[GIVEN DATA Boundary: Start]

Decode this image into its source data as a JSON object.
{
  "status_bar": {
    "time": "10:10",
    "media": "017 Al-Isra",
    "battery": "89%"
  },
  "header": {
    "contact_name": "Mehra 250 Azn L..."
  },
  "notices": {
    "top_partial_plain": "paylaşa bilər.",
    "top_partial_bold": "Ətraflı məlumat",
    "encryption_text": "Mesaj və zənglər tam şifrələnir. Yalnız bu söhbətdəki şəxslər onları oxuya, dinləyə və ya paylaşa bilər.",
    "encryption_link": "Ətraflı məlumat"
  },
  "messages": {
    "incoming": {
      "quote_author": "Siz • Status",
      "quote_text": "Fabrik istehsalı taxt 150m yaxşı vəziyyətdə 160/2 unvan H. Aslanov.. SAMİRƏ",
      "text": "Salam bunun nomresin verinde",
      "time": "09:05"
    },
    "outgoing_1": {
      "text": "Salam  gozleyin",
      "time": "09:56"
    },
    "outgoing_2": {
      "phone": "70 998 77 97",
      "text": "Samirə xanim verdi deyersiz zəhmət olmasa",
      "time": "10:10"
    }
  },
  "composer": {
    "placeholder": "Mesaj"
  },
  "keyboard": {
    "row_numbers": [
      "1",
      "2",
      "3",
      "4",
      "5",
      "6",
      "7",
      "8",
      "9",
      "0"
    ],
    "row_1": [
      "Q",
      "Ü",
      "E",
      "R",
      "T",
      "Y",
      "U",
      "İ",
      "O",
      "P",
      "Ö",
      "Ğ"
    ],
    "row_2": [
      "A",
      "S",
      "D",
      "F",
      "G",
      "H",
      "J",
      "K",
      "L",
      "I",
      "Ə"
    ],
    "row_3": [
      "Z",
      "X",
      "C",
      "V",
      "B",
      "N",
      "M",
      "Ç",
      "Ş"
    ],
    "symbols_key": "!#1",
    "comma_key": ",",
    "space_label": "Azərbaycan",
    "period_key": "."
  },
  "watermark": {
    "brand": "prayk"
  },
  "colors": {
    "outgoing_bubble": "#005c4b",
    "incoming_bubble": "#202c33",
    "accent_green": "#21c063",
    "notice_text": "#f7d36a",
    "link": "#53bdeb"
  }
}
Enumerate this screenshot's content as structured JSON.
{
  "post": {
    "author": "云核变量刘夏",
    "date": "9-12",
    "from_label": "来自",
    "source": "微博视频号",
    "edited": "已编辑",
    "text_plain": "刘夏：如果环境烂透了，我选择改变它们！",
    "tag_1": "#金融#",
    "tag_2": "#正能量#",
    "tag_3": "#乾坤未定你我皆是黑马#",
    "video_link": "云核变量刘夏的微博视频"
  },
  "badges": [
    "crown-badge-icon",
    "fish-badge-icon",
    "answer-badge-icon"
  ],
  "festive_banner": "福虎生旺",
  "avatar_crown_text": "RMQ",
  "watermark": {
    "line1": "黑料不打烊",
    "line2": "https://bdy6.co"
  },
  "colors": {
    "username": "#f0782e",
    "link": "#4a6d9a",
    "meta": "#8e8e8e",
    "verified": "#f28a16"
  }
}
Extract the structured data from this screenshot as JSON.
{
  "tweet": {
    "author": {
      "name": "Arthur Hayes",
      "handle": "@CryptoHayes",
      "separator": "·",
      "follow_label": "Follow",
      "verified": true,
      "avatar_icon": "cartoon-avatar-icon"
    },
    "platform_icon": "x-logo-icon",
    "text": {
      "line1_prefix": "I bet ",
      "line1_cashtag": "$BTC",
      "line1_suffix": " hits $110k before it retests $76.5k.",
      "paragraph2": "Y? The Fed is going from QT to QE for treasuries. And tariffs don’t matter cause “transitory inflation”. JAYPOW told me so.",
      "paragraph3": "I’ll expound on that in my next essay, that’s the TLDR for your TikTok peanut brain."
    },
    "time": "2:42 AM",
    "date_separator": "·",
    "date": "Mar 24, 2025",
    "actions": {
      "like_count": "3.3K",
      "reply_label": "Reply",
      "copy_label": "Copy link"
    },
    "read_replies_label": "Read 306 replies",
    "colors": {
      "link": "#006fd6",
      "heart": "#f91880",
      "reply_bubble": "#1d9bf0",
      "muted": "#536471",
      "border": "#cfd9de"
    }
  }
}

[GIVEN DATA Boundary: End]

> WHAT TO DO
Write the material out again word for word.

> YOUR SOLUTION
Decode this image into its source data as a JSON object.
{
  "status_bar": {
    "time": "10:10",
    "media": "017 Al-Isra",
    "battery": "89%"
  },
  "header": {
    "contact_name": "Mehra 250 Azn L..."
  },
  "notices": {
    "top_partial_plain": "paylaşa bilər.",
    "top_partial_bold": "Ətraflı məlumat",
    "encryption_text": "Mesaj və zənglər tam şifrələnir. Yalnız bu söhbətdəki şəxslər onları oxuya, dinləyə və ya paylaşa bilər.",
    "encryption_link": "Ətraflı məlumat"
  },
  "messages": {
    "incoming": {
      "quote_author": "Siz • Status",
      "quote_text": "Fabrik istehsalı taxt 150m yaxşı vəziyyətdə 160/2 unvan H. Aslanov.. SAMİRƏ",
      "text": "Salam bunun nomresin verinde",
      "time": "09:05"
    },
    "outgoing_1": {
      "text": "Salam  gozleyin",
      "time": "09:56"
    },
    "outgoing_2": {
      "phone": "70 998 77 97",
      "text": "Samirə xanim verdi deyersiz zəhmət olmasa",
      "time": "10:10"
    }
  },
  "composer": {
    "placeholder": "Mesaj"
  },
  "keyboard": {
    "row_numbers": [
      "1",
      "2",
      "3",
      "4",
      "5",
      "6",
      "7",
      "8",
      "9",
      "0"
    ],
    "row_1": [
      "Q",
      "Ü",
      "E",
      "R",
      "T",
      "Y",
      "U",
      "İ",
      "O",
      "P",
      "Ö",
      "Ğ"
    ],
    "row_2": [
      "A",
      "S",
      "D",
      "F",
      "G",
      "H",
      "J",
      "K",
      "L",
      "I",
      "Ə"
    ],
    "row_3": [
      "Z",
      "X",
      "C",
      "V",
      "B",
      "N",
      "M",
      "Ç",
      "Ş"
    ],
    "symbols_key": "!#1",
    "comma_key": ",",
    "space_label": "Azərbaycan",
    "period_key": "."
  },
  "watermark": {
    "brand": "prayk"
  },
  "colors": {
    "outgoing_bubble": "#005c4b",
    "incoming_bubble": "#202c33",
    "accent_green": "#21c063",
    "notice_text": "#f7d36a",
    "link": "#53bdeb"
  }
}
Enumerate this screenshot's content as structured JSON.
{
  "post": {
    "author": "云核变量刘夏",
    "date": "9-12",
    "from_label": "来自",
    "source": "微博视频号",
    "edited": "已编辑",
    "text_plain": "刘夏：如果环境烂透了，我选择改变它们！",
    "tag_1": "#金融#",
    "tag_2": "#正能量#",
    "tag_3": "#乾坤未定你我皆是黑马#",
    "video_link": "云核变量刘夏的微博视频"
  },
  "badges": [
    "crown-badge-icon",
    "fish-badge-icon",
    "answer-badge-icon"
  ],
  "festive_banner": "福虎生旺",
  "avatar_crown_text": "RMQ",
  "watermark": {
    "line1": "黑料不打烊",
    "line2": "https://bdy6.co"
  },
  "colors": {
    "username": "#f0782e",
    "link": "#4a6d9a",
    "meta": "#8e8e8e",
    "verified": "#f28a16"
  }
}
Extract the structured data from this screenshot as JSON.
{
  "tweet": {
    "author": {
      "name": "Arthur Hayes",
      "handle": "@CryptoHayes",
      "separator": "·",
      "follow_label": "Follow",
      "verified": true,
      "avatar_icon": "cartoon-avatar-icon"
    },
    "platform_icon": "x-logo-icon",
    "text": {
      "line1_prefix": "I bet ",
      "line1_cashtag": "$BTC",
      "line1_suffix": " hits $110k before it retests $76.5k.",
      "paragraph2": "Y? The Fed is going from QT to QE for treasuries. And tariffs don’t matter cause “transitory inflation”. JAYPOW told me so.",
      "paragraph3": "I’ll expound on that in my next essay, that’s the TLDR for your TikTok peanut brain."
    },
    "time": "2:42 AM",
    "date_separator": "·",
    "date": "Mar 24, 2025",
    "actions": {
      "like_count": "3.3K",
      "reply_label": "Reply",
      "copy_label": "Copy link"
    },
    "read_replies_label": "Read 306 replies",
    "colors": {
      "link": "#006fd6",
      "heart": "#f91880",
      "reply_bubble": "#1d9bf0",
      "muted": "#536471",
      "border": "#cfd9de"
    }
  }
}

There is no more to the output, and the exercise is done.